**Problem description**
Locate "Output a JSON" in the data below, then output the line it is on and all following lines through the last, word for word. Skip any pictures.

━━ Supplied entries

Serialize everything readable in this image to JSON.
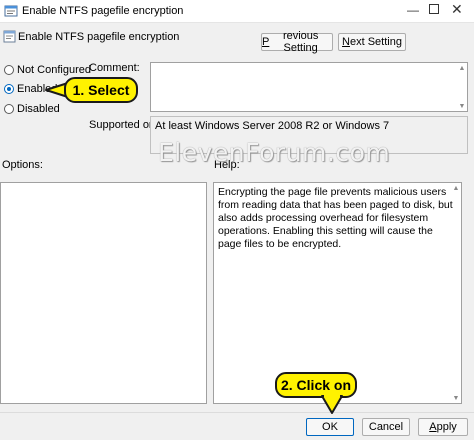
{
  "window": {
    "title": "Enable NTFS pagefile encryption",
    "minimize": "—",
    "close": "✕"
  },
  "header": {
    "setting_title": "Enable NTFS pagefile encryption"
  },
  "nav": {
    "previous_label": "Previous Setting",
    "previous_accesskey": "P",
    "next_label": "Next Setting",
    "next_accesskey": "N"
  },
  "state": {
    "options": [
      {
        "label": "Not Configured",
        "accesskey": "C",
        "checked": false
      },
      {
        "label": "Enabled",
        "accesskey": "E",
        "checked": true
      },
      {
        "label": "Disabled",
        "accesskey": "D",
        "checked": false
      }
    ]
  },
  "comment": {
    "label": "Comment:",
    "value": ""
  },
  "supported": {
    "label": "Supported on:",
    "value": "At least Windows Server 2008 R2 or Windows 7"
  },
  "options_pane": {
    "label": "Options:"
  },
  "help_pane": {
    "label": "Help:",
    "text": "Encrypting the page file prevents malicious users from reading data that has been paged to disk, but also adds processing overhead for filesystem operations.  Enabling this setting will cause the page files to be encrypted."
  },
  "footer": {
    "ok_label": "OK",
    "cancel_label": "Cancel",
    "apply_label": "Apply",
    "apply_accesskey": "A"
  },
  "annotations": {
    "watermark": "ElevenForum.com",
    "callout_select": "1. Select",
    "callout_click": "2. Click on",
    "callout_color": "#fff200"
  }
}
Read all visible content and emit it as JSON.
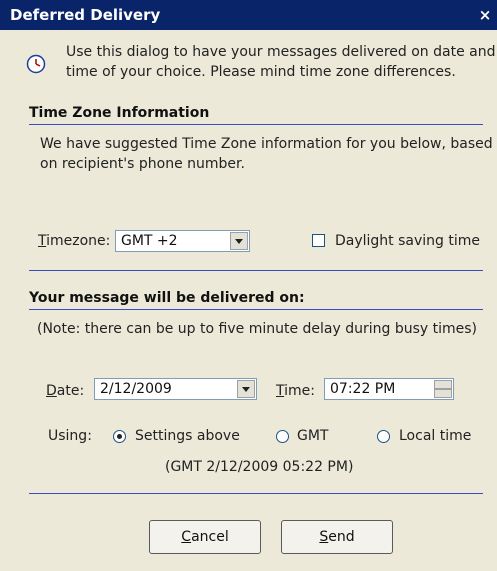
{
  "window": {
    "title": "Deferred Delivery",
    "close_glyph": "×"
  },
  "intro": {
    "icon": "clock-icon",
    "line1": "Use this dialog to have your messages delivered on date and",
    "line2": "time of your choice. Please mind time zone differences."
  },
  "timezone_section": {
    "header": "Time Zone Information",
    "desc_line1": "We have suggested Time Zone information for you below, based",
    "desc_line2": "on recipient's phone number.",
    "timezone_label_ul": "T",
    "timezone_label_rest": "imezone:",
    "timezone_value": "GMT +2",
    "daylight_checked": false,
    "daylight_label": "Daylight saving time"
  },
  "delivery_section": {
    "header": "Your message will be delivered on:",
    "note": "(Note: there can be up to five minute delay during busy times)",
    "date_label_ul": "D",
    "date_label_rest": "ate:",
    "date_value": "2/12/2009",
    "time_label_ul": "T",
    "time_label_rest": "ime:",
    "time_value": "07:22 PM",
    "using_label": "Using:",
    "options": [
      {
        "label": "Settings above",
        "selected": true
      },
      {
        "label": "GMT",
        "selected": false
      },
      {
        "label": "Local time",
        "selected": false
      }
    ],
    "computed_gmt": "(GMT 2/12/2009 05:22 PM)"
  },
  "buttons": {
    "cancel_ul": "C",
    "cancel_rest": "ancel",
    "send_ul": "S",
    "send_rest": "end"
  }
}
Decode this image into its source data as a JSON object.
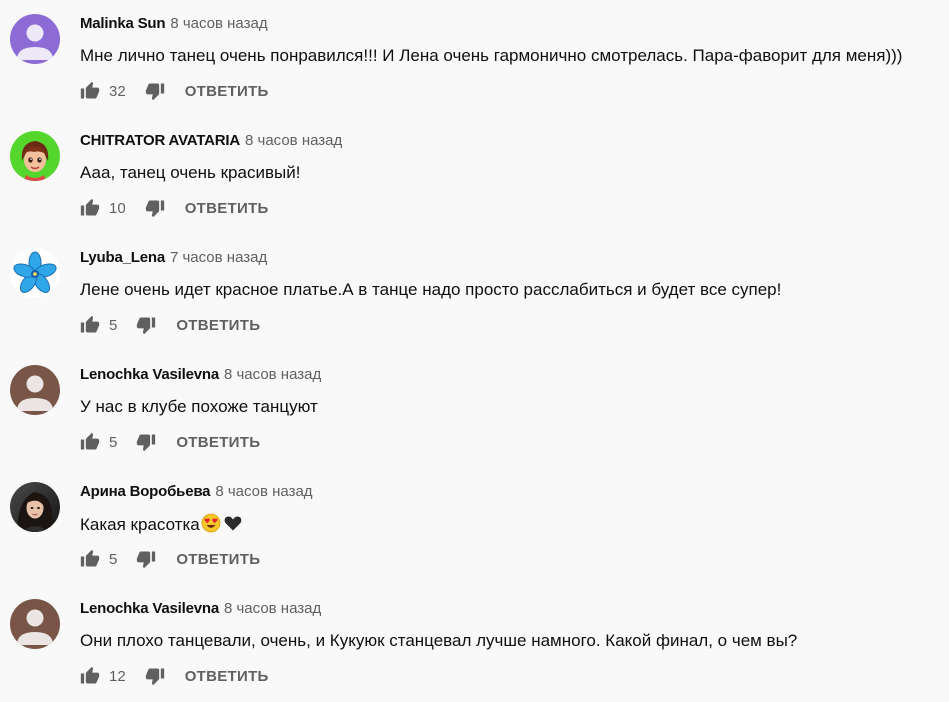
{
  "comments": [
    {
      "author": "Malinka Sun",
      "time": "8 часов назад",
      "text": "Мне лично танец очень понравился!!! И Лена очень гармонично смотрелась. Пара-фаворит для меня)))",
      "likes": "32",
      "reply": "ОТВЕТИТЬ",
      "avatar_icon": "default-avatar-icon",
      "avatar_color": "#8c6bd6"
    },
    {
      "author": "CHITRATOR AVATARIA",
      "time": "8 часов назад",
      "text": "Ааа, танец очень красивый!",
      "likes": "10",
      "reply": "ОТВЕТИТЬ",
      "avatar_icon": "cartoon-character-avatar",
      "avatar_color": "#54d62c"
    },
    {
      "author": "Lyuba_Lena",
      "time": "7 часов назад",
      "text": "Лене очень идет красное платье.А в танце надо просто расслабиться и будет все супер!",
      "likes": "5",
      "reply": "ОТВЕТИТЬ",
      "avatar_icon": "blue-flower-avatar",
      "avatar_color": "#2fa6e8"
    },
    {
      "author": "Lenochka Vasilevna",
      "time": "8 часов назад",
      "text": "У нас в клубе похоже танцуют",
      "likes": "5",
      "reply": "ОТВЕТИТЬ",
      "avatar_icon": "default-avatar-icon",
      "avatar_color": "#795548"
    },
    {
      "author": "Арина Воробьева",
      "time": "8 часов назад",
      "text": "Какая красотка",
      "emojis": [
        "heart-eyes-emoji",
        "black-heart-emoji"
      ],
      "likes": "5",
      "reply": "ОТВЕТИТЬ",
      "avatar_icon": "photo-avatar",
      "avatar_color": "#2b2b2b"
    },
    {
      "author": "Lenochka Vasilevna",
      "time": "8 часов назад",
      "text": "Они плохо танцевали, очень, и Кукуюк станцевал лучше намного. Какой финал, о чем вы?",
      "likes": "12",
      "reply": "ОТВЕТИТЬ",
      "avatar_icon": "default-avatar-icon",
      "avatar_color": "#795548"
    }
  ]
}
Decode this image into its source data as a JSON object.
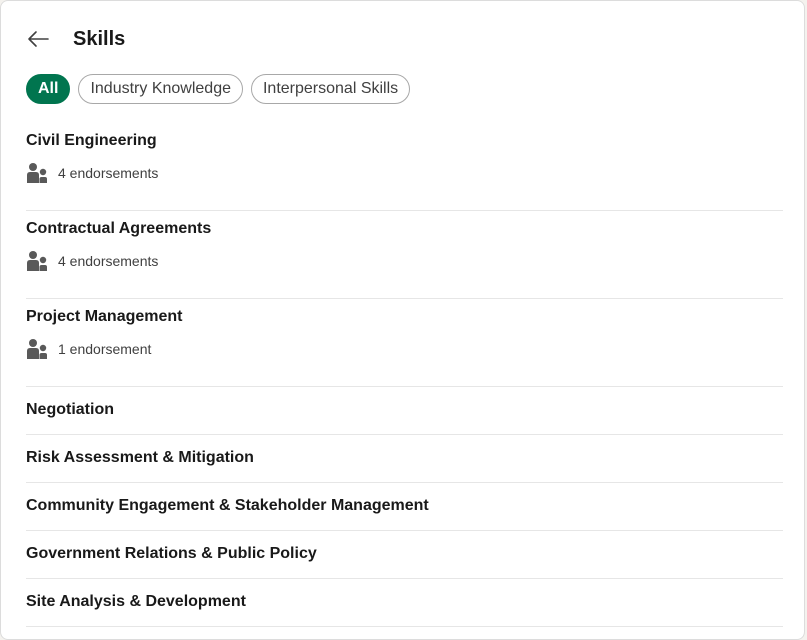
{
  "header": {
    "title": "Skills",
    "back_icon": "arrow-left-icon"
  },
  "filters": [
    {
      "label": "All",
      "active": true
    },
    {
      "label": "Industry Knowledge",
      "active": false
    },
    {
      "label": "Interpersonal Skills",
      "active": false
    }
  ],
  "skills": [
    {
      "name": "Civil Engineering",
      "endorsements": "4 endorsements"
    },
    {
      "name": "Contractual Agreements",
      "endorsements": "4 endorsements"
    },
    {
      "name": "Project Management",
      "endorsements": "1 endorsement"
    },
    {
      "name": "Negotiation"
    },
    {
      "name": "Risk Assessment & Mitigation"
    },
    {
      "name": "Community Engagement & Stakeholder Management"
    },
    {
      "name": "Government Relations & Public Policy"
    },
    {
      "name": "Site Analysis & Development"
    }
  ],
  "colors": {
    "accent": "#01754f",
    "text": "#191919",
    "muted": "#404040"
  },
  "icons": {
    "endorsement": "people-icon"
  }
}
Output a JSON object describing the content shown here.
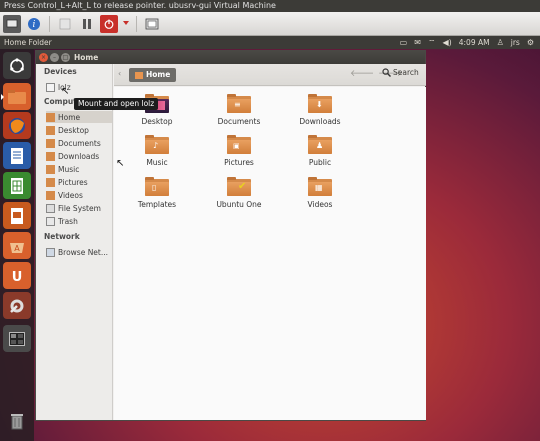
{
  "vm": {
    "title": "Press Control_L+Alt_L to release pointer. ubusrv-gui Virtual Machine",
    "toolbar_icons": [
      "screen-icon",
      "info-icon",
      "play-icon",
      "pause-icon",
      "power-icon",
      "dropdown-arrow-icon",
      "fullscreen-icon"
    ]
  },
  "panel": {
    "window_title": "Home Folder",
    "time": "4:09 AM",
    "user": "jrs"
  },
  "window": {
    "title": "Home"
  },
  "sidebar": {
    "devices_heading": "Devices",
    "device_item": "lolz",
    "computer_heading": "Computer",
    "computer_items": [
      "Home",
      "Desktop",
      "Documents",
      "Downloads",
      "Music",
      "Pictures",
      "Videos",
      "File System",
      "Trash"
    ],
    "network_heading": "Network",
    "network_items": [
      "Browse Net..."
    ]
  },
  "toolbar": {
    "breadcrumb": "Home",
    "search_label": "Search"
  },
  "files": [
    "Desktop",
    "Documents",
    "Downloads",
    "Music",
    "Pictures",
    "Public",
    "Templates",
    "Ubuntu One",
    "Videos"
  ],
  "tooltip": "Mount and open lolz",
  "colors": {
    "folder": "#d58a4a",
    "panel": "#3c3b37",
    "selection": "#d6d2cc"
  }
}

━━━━

**Written solution**
Output a JSON object describing the content shown here.
{
  "vm": {
    "title": "Press Control_L+Alt_L to release pointer. ubusrv-gui Virtual Machine",
    "toolbar_icons": [
      "screen-icon",
      "info-icon",
      "play-icon",
      "pause-icon",
      "power-icon",
      "dropdown-arrow-icon",
      "fullscreen-icon"
    ]
  },
  "panel": {
    "window_title": "Home Folder",
    "time": "4:09 AM",
    "user": "jrs"
  },
  "window": {
    "title": "Home"
  },
  "sidebar": {
    "devices_heading": "Devices",
    "device_item": "lolz",
    "computer_heading": "Computer",
    "computer_items": [
      "Home",
      "Desktop",
      "Documents",
      "Downloads",
      "Music",
      "Pictures",
      "Videos",
      "File System",
      "Trash"
    ],
    "network_heading": "Network",
    "network_items": [
      "Browse Net..."
    ]
  },
  "toolbar": {
    "breadcrumb": "Home",
    "search_label": "Search"
  },
  "files": [
    "Desktop",
    "Documents",
    "Downloads",
    "Music",
    "Pictures",
    "Public",
    "Templates",
    "Ubuntu One",
    "Videos"
  ],
  "tooltip": "Mount and open lolz",
  "colors": {
    "folder": "#d58a4a",
    "panel": "#3c3b37",
    "selection": "#d6d2cc"
  }
}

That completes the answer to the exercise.